Ernst Otto Fischer was a German theoretical chemist who received the chemistry prize for his identification of a completely new way in which metals and organic substances can combine. He shared the prize with Geoffrey Wilkinson (1921–96) of the UK for similar independent work on organometallic ‘sandwich’ compounds. Organometallic chemistry began in the 18th century, with the first proper compound pre- pared in 1849. It was the first chemical bond between a metal atom and an organic carbon structure – such com- pounds are unnatural, and must be created by man. In the mid 20th century, several scientists investigated ‘sandwich’ compounds where a metal atom was bonded between two carbon atoms. Fischer and Wilkinson both theorised that compounds existed which contained bonds between metal atoms and a whole molecule, arranged in a way which has not been considered before.

In 1951 Fischer read about a new synthetic compound of unknown structure called ferrocene. He concluded that it consisted of two five-sided carbon rings with a single iron atom sandwiched between them. Wilkinson made this same discovery independently. Although they did not prepare the first sandwich they were the first to grasp the nature of the compound and its importance. Over the following decade they made many important contributions. Fischer also made a sandwich compound with chromium and benzen molecules, while Wilkinson united rhenium and hydrogen. Fischer and Wilkinson were said to have “revolutionised transition metal chemistry … and played the decisive role in our present day understanding of transition metal-carbon bonds.”

Fischer was born in Solln, near Munich, in 1918. His father was professor of physics at Munich. After school, in 1937, he performed military service and was still in uniform when WWII began. He served in Poland, France and Russia, but in the winter of 1941/2 started a chemistry course at the Technical College in Munich. After the war he resumed his studies, graduating in 1949, and gaining his PhD in 1952. He stayed on at the Inorganic Chemistry Institute, researching the organometallic chemistry of transition metals, and was appointed a lecturer at the Technical College in 1955. In 1957 he became Professor at the University of Munich, rising to Senior Professor in 1959 and Chair of Inorganic Chemistry in 1964. Throughout his career he accumulated awards and accolades, and he has toured the world as a visiting lecturer. In the 1960s his group discovered a metal alkylidene and alkylidyne complexes, known as Fischer carbenes and Fischer-carbynes. He passed away on July 27, 2007.

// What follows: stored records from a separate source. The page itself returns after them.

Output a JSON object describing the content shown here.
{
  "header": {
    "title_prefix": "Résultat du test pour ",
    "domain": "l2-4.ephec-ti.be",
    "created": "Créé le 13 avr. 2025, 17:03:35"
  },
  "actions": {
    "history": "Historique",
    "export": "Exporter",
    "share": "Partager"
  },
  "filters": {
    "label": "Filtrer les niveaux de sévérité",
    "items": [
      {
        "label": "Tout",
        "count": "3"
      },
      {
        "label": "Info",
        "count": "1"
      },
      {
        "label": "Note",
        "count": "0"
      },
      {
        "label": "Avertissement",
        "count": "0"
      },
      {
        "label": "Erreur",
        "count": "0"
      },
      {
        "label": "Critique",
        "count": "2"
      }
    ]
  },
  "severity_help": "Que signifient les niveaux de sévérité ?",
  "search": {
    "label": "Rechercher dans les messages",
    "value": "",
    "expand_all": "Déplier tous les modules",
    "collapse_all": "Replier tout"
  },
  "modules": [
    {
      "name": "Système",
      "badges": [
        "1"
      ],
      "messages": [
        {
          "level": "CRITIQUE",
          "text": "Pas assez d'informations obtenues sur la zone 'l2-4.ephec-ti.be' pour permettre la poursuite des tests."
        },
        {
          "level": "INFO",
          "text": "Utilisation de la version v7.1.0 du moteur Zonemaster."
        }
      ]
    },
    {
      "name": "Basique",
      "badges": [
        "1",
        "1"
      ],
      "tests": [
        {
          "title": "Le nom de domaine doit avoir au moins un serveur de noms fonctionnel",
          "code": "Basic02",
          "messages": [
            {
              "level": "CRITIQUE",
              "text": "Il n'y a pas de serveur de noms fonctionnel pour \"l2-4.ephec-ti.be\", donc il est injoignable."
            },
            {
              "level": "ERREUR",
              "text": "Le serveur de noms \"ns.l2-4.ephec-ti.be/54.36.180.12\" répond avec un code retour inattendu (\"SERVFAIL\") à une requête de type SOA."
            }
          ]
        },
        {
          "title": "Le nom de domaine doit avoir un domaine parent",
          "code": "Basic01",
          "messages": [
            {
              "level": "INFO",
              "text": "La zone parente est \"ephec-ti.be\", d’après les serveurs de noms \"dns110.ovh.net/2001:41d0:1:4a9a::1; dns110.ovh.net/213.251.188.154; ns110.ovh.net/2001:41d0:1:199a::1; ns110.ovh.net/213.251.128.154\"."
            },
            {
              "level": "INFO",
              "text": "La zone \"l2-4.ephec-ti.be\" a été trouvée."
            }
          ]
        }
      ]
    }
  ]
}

This text of the Nobel Laureate was taken from the book: "NOBELS. Nobel Laureates photographed by Peter Badge" (WILEY-VCH, 2008).